I want to tell you a little bit about my relatives who have had ALS.
First my Aunt Patty got sick. She was my mom’s little sister. She was a cloistered nun in Connecticut when I was little and I remember visiting her and only being able to speak to her through a grill with pretty small openings. She left the convent and moved to Columbus, Ohio and became a teacher of blind children. I remember her big Braille books. I remember she also had two dogs. Once when she visited us in Oak Park, Illinois, she helped my mom make dinner. I don’t remember the main course but the side dish was peas. Aunt Patty played a trick on us, because the peas were candy peas! I don’t have information about how her ALS started but it progressed very quickly.
My mother, Ellen Leary Saunders, was a dietician, or nutritionist as they are called now, out of college and she worked until she became a mom. She had 6 kids and was a stay at home mom. Throughout my childhood, she did keep up her membership in the American Dietetic Association (now called The Academy of Nutrition and Dietetics) – I remember loving the brightly multicolored spines of the journals on a bookshelf. She enjoyed tennis and needlepoint.
My parents divorced when I was a senior in high school. My older brother, Tom, was in college, 2 of my sisters were also in high school, and my youngest sister and brother were in elementary school (K through 8). In April of my senior year, my brother Tom died in an accident.
After this devastating year, my mom went to work at a local bookstore, Logos, owned by her good friends Bob and Marietta Walsh, where she was the greeting card buyer.
At the same time that she worked in the bookstore, she was going to a local college, updating her nutrition degree so she could go back to work in her chosen field. She worked as a hospital dietician, and also did weight loss counseling at the local Y, until she couldn’t work due to ALS. She had her first symptoms shortly after her sister died. Her ALS started in her arm, and was first thought to be carpal tunnel because she used computers and other devices at work repetitively. She came out to Reno for our wedding in May of 1992, and my brother, Pete, remembers she had trouble with her leg on the trip home. I am glad that Stan got to meet her before she was really sick.
My mom died in May of 1994 at age 62, so her ALS progressed quickly too.
My second cousin, Peter Stephenson, had his first symptoms in 2000. He is the son of my mom’s first cousin. His started with his hands atrophying when he was 52. He lived in Europe and had very high level computer programming jobs. At first they also suspected carpal tunnel, but it turned out to be ALS. Within 6 months he was losing his speech.
Peter died in 2004, at age 56, leaving two teenage daughters.
And then comes me, with an entirely different start to my ALS. I first had slurred speech at age 55, then trouble swallowing food, then a gastric feeding tube. But it has not progressed to my limbs yet so I am able to be pretty active.
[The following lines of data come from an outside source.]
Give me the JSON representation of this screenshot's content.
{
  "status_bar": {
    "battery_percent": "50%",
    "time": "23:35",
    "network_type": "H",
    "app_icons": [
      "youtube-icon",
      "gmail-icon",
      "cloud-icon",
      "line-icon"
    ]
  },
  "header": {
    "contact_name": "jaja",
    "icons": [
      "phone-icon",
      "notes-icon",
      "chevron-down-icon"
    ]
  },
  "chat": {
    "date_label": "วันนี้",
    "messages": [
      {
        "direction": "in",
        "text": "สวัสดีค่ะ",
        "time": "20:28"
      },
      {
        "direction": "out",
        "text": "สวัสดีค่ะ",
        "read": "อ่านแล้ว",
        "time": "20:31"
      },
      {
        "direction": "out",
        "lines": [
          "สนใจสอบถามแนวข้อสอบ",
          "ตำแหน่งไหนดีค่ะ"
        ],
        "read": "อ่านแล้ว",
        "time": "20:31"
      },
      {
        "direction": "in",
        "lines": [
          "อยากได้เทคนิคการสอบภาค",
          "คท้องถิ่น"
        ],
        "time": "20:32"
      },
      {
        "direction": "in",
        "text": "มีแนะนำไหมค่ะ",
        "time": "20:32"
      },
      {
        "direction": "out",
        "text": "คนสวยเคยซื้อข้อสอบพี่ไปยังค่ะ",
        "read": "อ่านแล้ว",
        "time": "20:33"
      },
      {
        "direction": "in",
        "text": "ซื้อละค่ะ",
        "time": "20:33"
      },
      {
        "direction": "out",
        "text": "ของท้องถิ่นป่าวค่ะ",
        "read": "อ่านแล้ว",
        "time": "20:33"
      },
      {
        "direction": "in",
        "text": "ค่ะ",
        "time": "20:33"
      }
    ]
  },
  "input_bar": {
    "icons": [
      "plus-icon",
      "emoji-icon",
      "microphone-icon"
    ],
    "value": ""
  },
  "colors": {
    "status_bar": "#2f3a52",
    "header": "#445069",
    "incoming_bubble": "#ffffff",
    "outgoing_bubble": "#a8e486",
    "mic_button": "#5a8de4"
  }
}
I will be 57 in June.
My mother’s DNA was preserved and she was determined to have the C9ORF72 gene mutation. I will submit a blood sample for testing next week and once it is confirmed that I have the same mutation, I will participate in a clinical trial to learn about how this gene mutation expresses itself differently in different people, even in the same family. I figure this is the best contribution I can make to my siblings, my son, and cousins. It is the first step to finding a cure.